It shall be my humble effort, then, to clear the avenues to the sanctuary. May you be led, by the good Spirit of God, to explore its inmost recesses; to acquaint yourselves with its just proportions; to derive light and heat, from the pure fire of its altar; so that, like the Psalmist, you may supremely desire “ to dwell in the house of the Lord, all the days of your life; to behold the fair beauty of the Lord, and to inquire in his temple.”
- It is certain, that we enter, each morning, on a new period, not only of existence, but of danger and of duty: in which, we have temptations to resist, trials to encounter, difficulties to surmount, and a variety of social, civil, and religious obligations, to discharge. With what happy fitness, then, is it ordered, that our morning service should be a special preparation for active holiness; for safety, during our intercourse with a dangerous world; for such calm, collected self-possession, even in the busiest scenes of life, that we may “ attend upon the Lord,” as the apostle expresses it, “ without distraction.” To establish this fact by extended investigation, would far exceed my limits : let us, then, narrow the field, by briefly adverting to the last morning, Collect.
The introduction is full of encouragement : the God whom we address, is our · Lord, and, therefore, we belong to him ; he is our heavenly Father,' and, therefore, tenderly loves us; he is · Almighty,' and, therefore, can abundantly protect us; He is everlasting,' and, therefore, may be entrusted with the hidden issues of eternity.

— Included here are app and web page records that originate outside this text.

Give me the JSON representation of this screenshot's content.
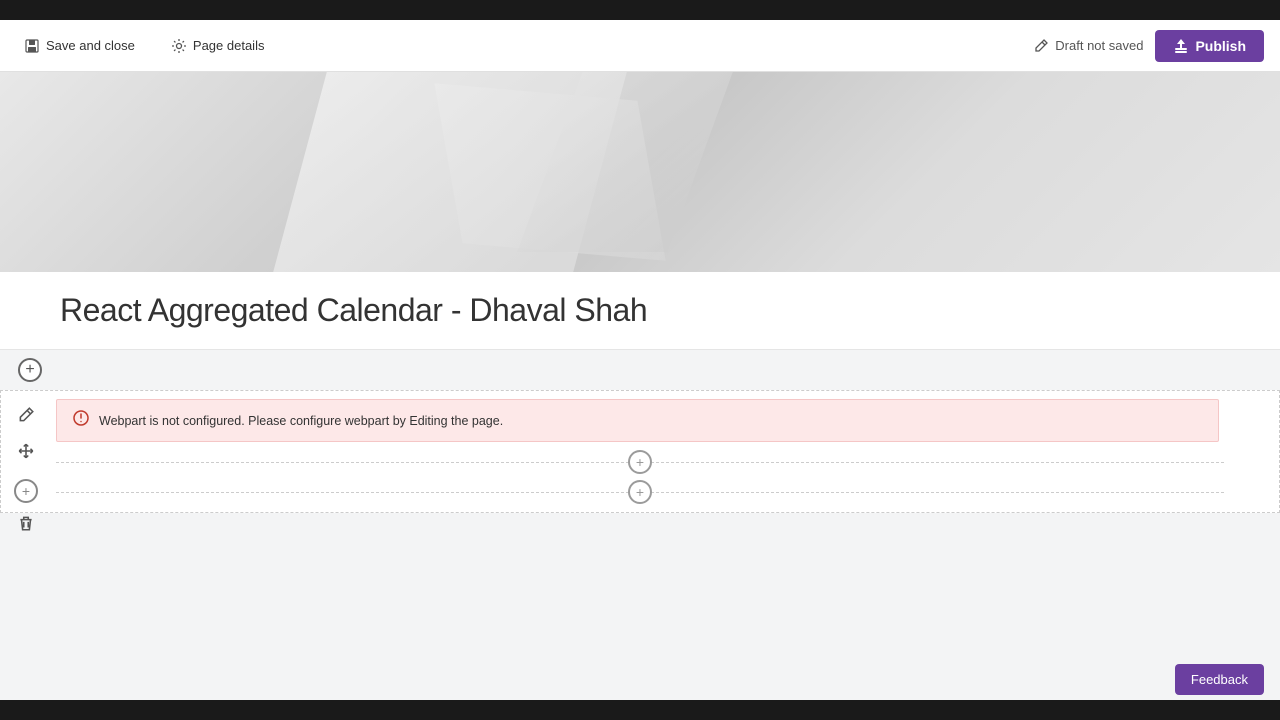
{
  "topBar": {},
  "toolbar": {
    "saveAndClose": "Save and close",
    "pageDetails": "Page details",
    "draftStatus": "Draft not saved",
    "publishLabel": "Publish"
  },
  "hero": {
    "title": "React Aggregated Calendar - Dhaval Shah"
  },
  "errorBanner": {
    "message": "Webpart is not configured. Please configure webpart by Editing the page."
  },
  "feedback": {
    "label": "Feedback"
  },
  "sideTools": {
    "edit": "✏",
    "move": "✥",
    "delete": "🗑"
  }
}
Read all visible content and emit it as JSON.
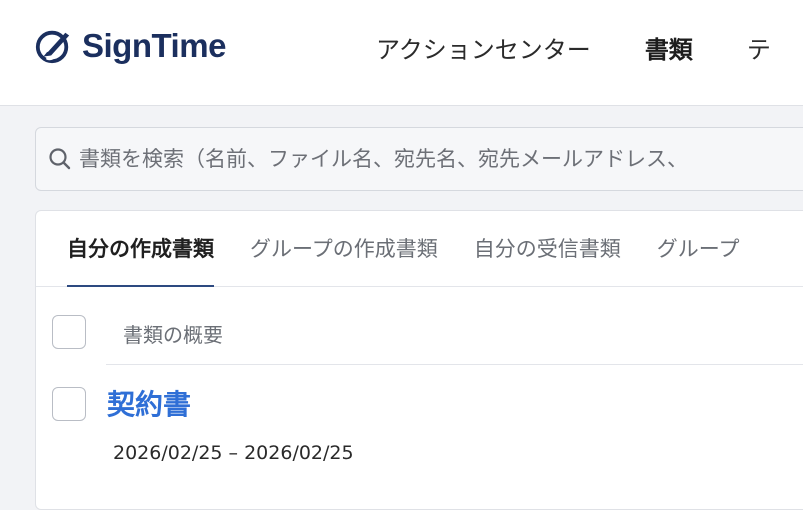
{
  "brand": {
    "name": "SignTime",
    "color": "#1b2f5e"
  },
  "nav": {
    "items": [
      {
        "label": "アクションセンター",
        "active": false
      },
      {
        "label": "書類",
        "active": true
      },
      {
        "label": "テ",
        "active": false
      }
    ]
  },
  "search": {
    "placeholder": "書類を検索（名前、ファイル名、宛先名、宛先メールアドレス、",
    "value": ""
  },
  "tabs": [
    {
      "label": "自分の作成書類",
      "active": true
    },
    {
      "label": "グループの作成書類",
      "active": false
    },
    {
      "label": "自分の受信書類",
      "active": false
    },
    {
      "label": "グループ",
      "active": false
    }
  ],
  "table": {
    "column_header": "書類の概要",
    "rows": [
      {
        "title": "契約書",
        "dates": "2026/02/25 – 2026/02/25"
      }
    ]
  },
  "colors": {
    "link": "#2f6fd6",
    "active_tab_underline": "#2d4a80"
  },
  "icons": {
    "logo": "signtime-logo-icon",
    "search": "search-icon"
  }
}
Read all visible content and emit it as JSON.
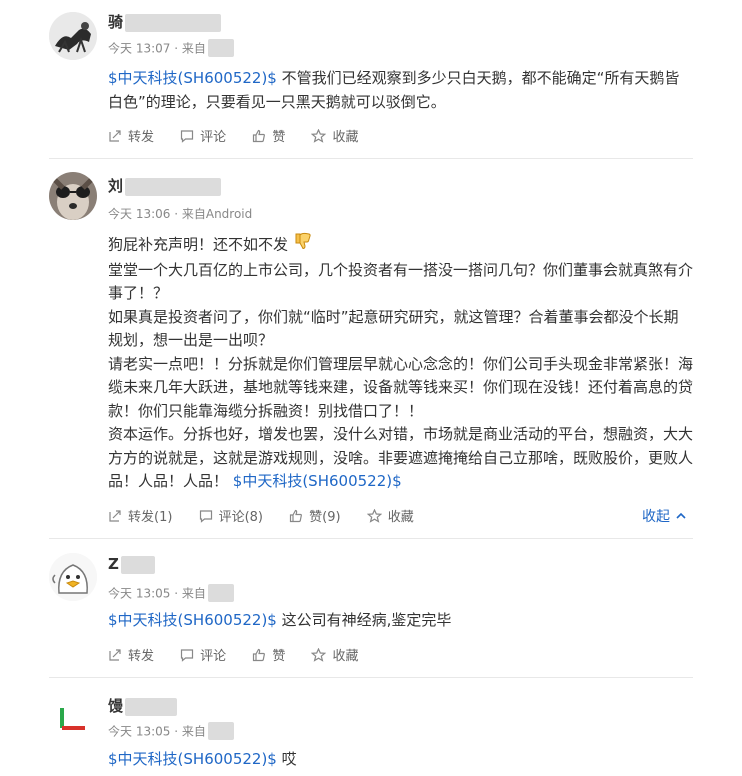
{
  "posts": [
    {
      "user": "骑",
      "time": "今天 13:07",
      "source": "· 来自",
      "segments": [
        {
          "type": "stock",
          "text": "$中天科技(SH600522)$"
        },
        {
          "type": "text",
          "text": " 不管我们已经观察到多少只白天鹅，都不能确定“所有天鹅皆白色”的理论，只要看见一只黑天鹅就可以驳倒它。"
        }
      ],
      "actions": {
        "repost": "转发",
        "comment": "评论",
        "like": "赞",
        "fav": "收藏"
      }
    },
    {
      "user": "刘",
      "time": "今天 13:06",
      "source": "· 来自Android",
      "segments": [
        {
          "type": "text",
          "text": "狗屁补充声明！还不如不发 "
        },
        {
          "type": "emoji",
          "text": ""
        },
        {
          "type": "br",
          "text": ""
        },
        {
          "type": "text",
          "text": "堂堂一个大几百亿的上市公司，几个投资者有一搭没一搭问几句？你们董事会就真煞有介事了！？"
        },
        {
          "type": "br",
          "text": ""
        },
        {
          "type": "text",
          "text": "如果真是投资者问了，你们就“临时”起意研究研究，就这管理？合着董事会都没个长期规划，想一出是一出呗？"
        },
        {
          "type": "br",
          "text": ""
        },
        {
          "type": "text",
          "text": "请老实一点吧！！分拆就是你们管理层早就心心念念的！你们公司手头现金非常紧张！海缆未来几年大跃进，基地就等钱来建，设备就等钱来买！你们现在没钱！还付着高息的贷款！你们只能靠海缆分拆融资！别找借口了！！"
        },
        {
          "type": "br",
          "text": ""
        },
        {
          "type": "text",
          "text": "资本运作。分拆也好，增发也罢，没什么对错，市场就是商业活动的平台，想融资，大大方方的说就是，这就是游戏规则，没啥。非要遮遮掩掩给自己立那啥，既败股价，更败人品！人品！人品！ "
        },
        {
          "type": "stock",
          "text": "$中天科技(SH600522)$"
        }
      ],
      "actions": {
        "repost": "转发(1)",
        "comment": "评论(8)",
        "like": "赞(9)",
        "fav": "收藏"
      },
      "collapse": "收起"
    },
    {
      "user": "Z",
      "time": "今天 13:05",
      "source": "· 来自",
      "segments": [
        {
          "type": "stock",
          "text": "$中天科技(SH600522)$"
        },
        {
          "type": "text",
          "text": " 这公司有神经病,鉴定完毕"
        }
      ],
      "actions": {
        "repost": "转发",
        "comment": "评论",
        "like": "赞",
        "fav": "收藏"
      }
    },
    {
      "user": "馒",
      "time": "今天 13:05",
      "source": "· 来自",
      "segments": [
        {
          "type": "stock",
          "text": "$中天科技(SH600522)$"
        },
        {
          "type": "text",
          "text": " 哎"
        }
      ]
    }
  ],
  "colors": {
    "link": "#1f67c6",
    "text": "#333333",
    "meta": "#888888"
  }
}
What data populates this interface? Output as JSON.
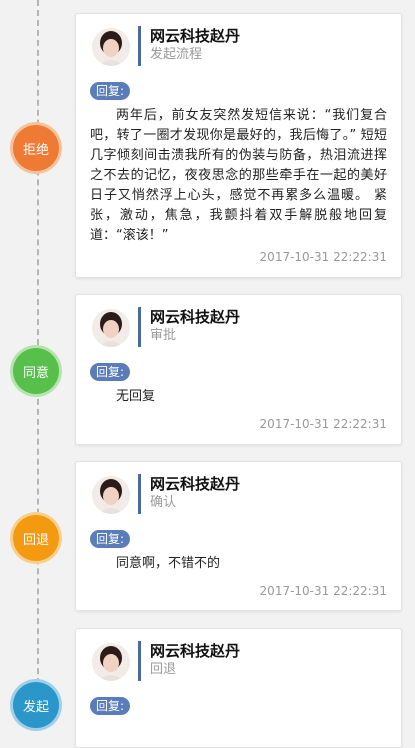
{
  "reply_label": "回复:",
  "entries": [
    {
      "status": "拒绝",
      "status_color": "#ee7a33",
      "name": "网云科技赵丹",
      "role": "发起流程",
      "content": "两年后，前女友突然发短信来说：“我们复合吧，转了一圈才发现你是最好的，我后悔了。” 短短几字倾刻间击溃我所有的伪装与防备，热泪流进挥之不去的记忆，夜夜思念的那些牵手在一起的美好日子又悄然浮上心头，感觉不再累多么温暖。 紧张，激动，焦急，我颤抖着双手解脱般地回复道：“滚该！”",
      "timestamp": "2017-10-31 22:22:31"
    },
    {
      "status": "同意",
      "status_color": "#56c04b",
      "name": "网云科技赵丹",
      "role": "审批",
      "content": "无回复",
      "timestamp": "2017-10-31 22:22:31"
    },
    {
      "status": "回退",
      "status_color": "#f39a11",
      "name": "网云科技赵丹",
      "role": "确认",
      "content": "同意啊，不错不的",
      "timestamp": "2017-10-31 22:22:31"
    },
    {
      "status": "发起",
      "status_color": "#2a96c9",
      "name": "网云科技赵丹",
      "role": "回退",
      "content": "",
      "timestamp": ""
    }
  ]
}
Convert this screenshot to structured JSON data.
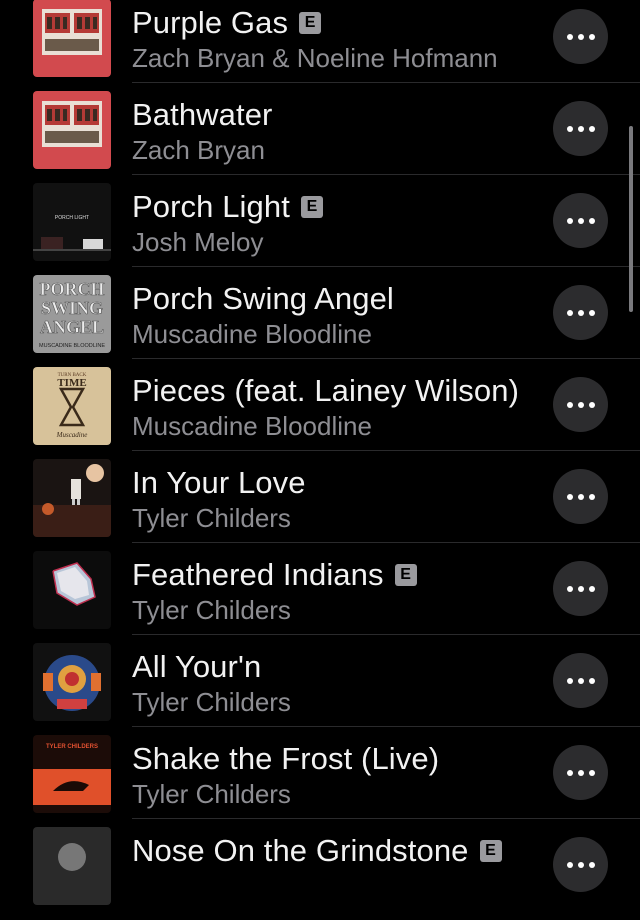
{
  "songs": [
    {
      "title": "Purple Gas",
      "explicit": true,
      "explicit_label": "E",
      "artist": "Zach Bryan & Noeline Hofmann",
      "art": "zach-bryan-album-art"
    },
    {
      "title": "Bathwater",
      "explicit": false,
      "explicit_label": "",
      "artist": "Zach Bryan",
      "art": "zach-bryan-album-art"
    },
    {
      "title": "Porch Light",
      "explicit": true,
      "explicit_label": "E",
      "artist": "Josh Meloy",
      "art": "porch-light-album-art",
      "art_text": "PORCH LIGHT"
    },
    {
      "title": "Porch Swing Angel",
      "explicit": false,
      "explicit_label": "",
      "artist": "Muscadine Bloodline",
      "art": "porch-swing-angel-album-art",
      "art_text": [
        "PORCH",
        "SWING",
        "ANGEL",
        "MUSCADINE BLOODLINE"
      ]
    },
    {
      "title": "Pieces (feat. Lainey Wilson)",
      "explicit": false,
      "explicit_label": "",
      "artist": "Muscadine Bloodline",
      "art": "hourglass-album-art",
      "art_text": [
        "TURN BACK",
        "TIME",
        "Muscadine"
      ]
    },
    {
      "title": "In Your Love",
      "explicit": false,
      "explicit_label": "",
      "artist": "Tyler Childers",
      "art": "in-your-love-album-art"
    },
    {
      "title": "Feathered Indians",
      "explicit": true,
      "explicit_label": "E",
      "artist": "Tyler Childers",
      "art": "feathered-indians-album-art"
    },
    {
      "title": "All Your'n",
      "explicit": false,
      "explicit_label": "",
      "artist": "Tyler Childers",
      "art": "all-yourn-album-art"
    },
    {
      "title": "Shake the Frost (Live)",
      "explicit": false,
      "explicit_label": "",
      "artist": "Tyler Childers",
      "art": "shake-the-frost-album-art",
      "art_text": "TYLER CHILDERS"
    },
    {
      "title": "Nose On the Grindstone",
      "explicit": true,
      "explicit_label": "E",
      "artist": "",
      "art": "nose-on-the-grindstone-album-art"
    }
  ],
  "more_icon": "ellipsis-icon",
  "colors": {
    "background": "#000000",
    "title": "#f2f2f2",
    "artist": "#8e8e93",
    "more_button": "#2c2c2e",
    "explicit_badge": "#9a9a9e"
  }
}
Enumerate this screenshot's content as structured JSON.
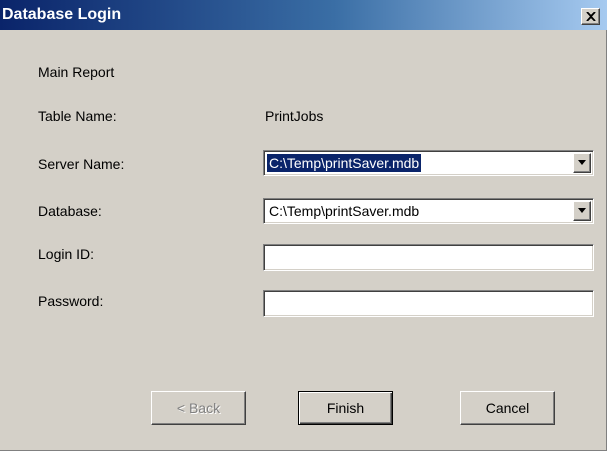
{
  "window": {
    "title": "Database Login"
  },
  "form": {
    "report_name": "Main Report",
    "table_name_label": "Table Name:",
    "table_name_value": "PrintJobs",
    "server_name_label": "Server Name:",
    "server_name_value": "C:\\Temp\\printSaver.mdb",
    "database_label": "Database:",
    "database_value": "C:\\Temp\\printSaver.mdb",
    "login_id_label": "Login ID:",
    "login_id_value": "",
    "password_label": "Password:",
    "password_value": ""
  },
  "buttons": {
    "back_label": "< Back",
    "finish_label": "Finish",
    "cancel_label": "Cancel"
  },
  "icons": {
    "close": "close-icon",
    "dropdown": "chevron-down-icon"
  },
  "colors": {
    "titlebar_start": "#0a246a",
    "titlebar_end": "#a6caf0",
    "dialog_face": "#d4d0c8",
    "selection": "#0a246a"
  }
}
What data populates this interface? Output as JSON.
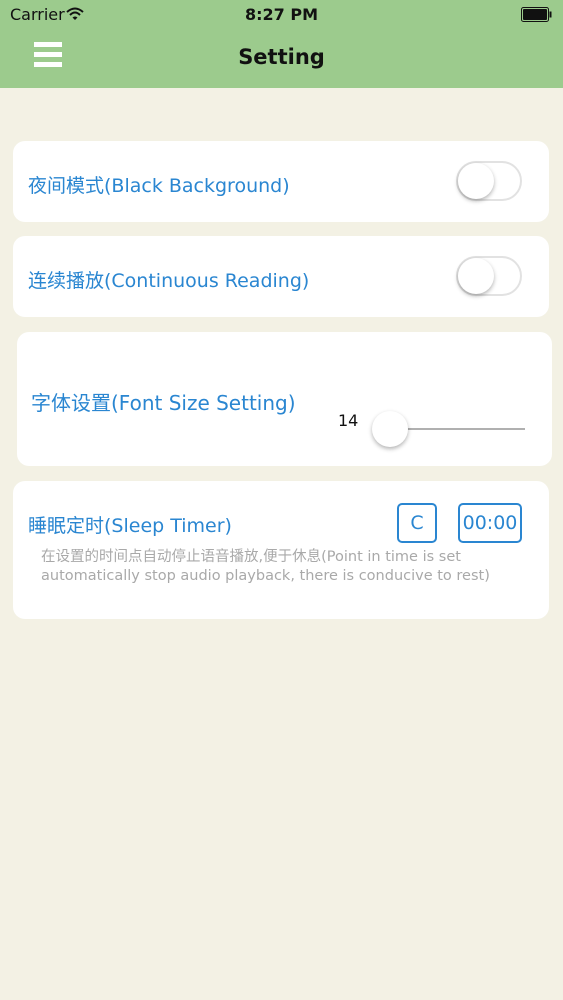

By the remembrance of his most recent mercies, we are emboldened to seek for present support, and confirmation; assured, that the same ‘mighty power,' which has “safely